◆ WORK INSTRUCTIONS
I need each line of the entries below that includes the string "this".

[[ INPUT MATERIAL open ]]

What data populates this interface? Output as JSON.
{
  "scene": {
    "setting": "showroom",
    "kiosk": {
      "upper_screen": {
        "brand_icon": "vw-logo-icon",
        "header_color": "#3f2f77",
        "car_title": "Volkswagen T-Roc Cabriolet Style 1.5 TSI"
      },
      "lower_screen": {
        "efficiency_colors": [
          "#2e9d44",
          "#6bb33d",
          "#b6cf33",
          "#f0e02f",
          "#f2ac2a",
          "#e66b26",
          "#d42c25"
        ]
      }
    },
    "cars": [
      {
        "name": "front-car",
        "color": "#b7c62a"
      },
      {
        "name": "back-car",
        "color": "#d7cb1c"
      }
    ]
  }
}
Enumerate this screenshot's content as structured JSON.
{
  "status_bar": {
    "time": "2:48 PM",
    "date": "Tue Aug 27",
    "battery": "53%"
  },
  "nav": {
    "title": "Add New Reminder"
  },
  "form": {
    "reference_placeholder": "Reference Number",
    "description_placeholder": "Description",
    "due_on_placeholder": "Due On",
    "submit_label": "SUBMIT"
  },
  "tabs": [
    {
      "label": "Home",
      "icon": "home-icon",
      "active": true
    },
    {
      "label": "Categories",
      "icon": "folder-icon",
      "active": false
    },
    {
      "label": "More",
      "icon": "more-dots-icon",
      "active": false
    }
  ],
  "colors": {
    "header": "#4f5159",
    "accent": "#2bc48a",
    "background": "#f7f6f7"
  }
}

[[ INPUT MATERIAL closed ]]

◆ REPLY
What data populates this interface? Output as JSON.
Enumerate this screenshot's content as structured JSON.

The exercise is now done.